| Given data |
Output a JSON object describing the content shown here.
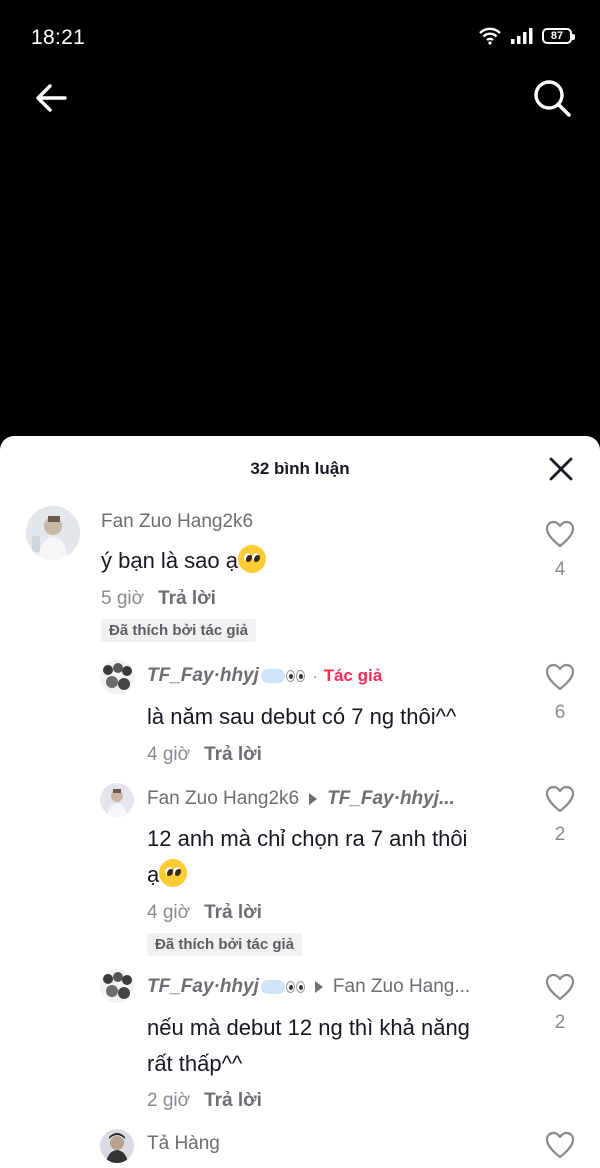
{
  "status_bar": {
    "time": "18:21",
    "battery": "87"
  },
  "sheet": {
    "title": "32 bình luận"
  },
  "comments": [
    {
      "username": "Fan Zuo Hang2k6",
      "text": "ý bạn là sao ạ",
      "time": "5 giờ",
      "reply_label": "Trả lời",
      "liked_badge": "Đã thích bởi tác giả",
      "likes": "4"
    },
    {
      "username": "TF_Fay·hhyj",
      "author_tag": "Tác giả",
      "text": "là năm sau debut có 7 ng thôi^^",
      "time": "4 giờ",
      "reply_label": "Trả lời",
      "likes": "6"
    },
    {
      "username": "Fan Zuo Hang2k6",
      "reply_to": "TF_Fay·hhyj...",
      "text_line1": "12 anh mà chỉ chọn ra 7 anh thôi",
      "text_line2": "ạ",
      "time": "4 giờ",
      "reply_label": "Trả lời",
      "liked_badge": "Đã thích bởi tác giả",
      "likes": "2"
    },
    {
      "username": "TF_Fay·hhyj",
      "reply_to": "Fan Zuo Hang...",
      "text_line1": "nếu mà debut 12 ng thì khả năng",
      "text_line2": "rất thấp^^",
      "time": "2 giờ",
      "reply_label": "Trả lời",
      "likes": "2"
    },
    {
      "username": "Tả Hàng"
    }
  ],
  "colors": {
    "accent": "#fe2c55",
    "text": "#161823",
    "muted": "#8a8b91"
  }
}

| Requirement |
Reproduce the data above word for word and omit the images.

| Written answer |
Output a JSON object describing the content shown here.
{
  "status_bar": {
    "time": "18:21",
    "battery": "87"
  },
  "sheet": {
    "title": "32 bình luận"
  },
  "comments": [
    {
      "username": "Fan Zuo Hang2k6",
      "text": "ý bạn là sao ạ",
      "time": "5 giờ",
      "reply_label": "Trả lời",
      "liked_badge": "Đã thích bởi tác giả",
      "likes": "4"
    },
    {
      "username": "TF_Fay·hhyj",
      "author_tag": "Tác giả",
      "text": "là năm sau debut có 7 ng thôi^^",
      "time": "4 giờ",
      "reply_label": "Trả lời",
      "likes": "6"
    },
    {
      "username": "Fan Zuo Hang2k6",
      "reply_to": "TF_Fay·hhyj...",
      "text_line1": "12 anh mà chỉ chọn ra 7 anh thôi",
      "text_line2": "ạ",
      "time": "4 giờ",
      "reply_label": "Trả lời",
      "liked_badge": "Đã thích bởi tác giả",
      "likes": "2"
    },
    {
      "username": "TF_Fay·hhyj",
      "reply_to": "Fan Zuo Hang...",
      "text_line1": "nếu mà debut 12 ng thì khả năng",
      "text_line2": "rất thấp^^",
      "time": "2 giờ",
      "reply_label": "Trả lời",
      "likes": "2"
    },
    {
      "username": "Tả Hàng"
    }
  ],
  "colors": {
    "accent": "#fe2c55",
    "text": "#161823",
    "muted": "#8a8b91"
  }
}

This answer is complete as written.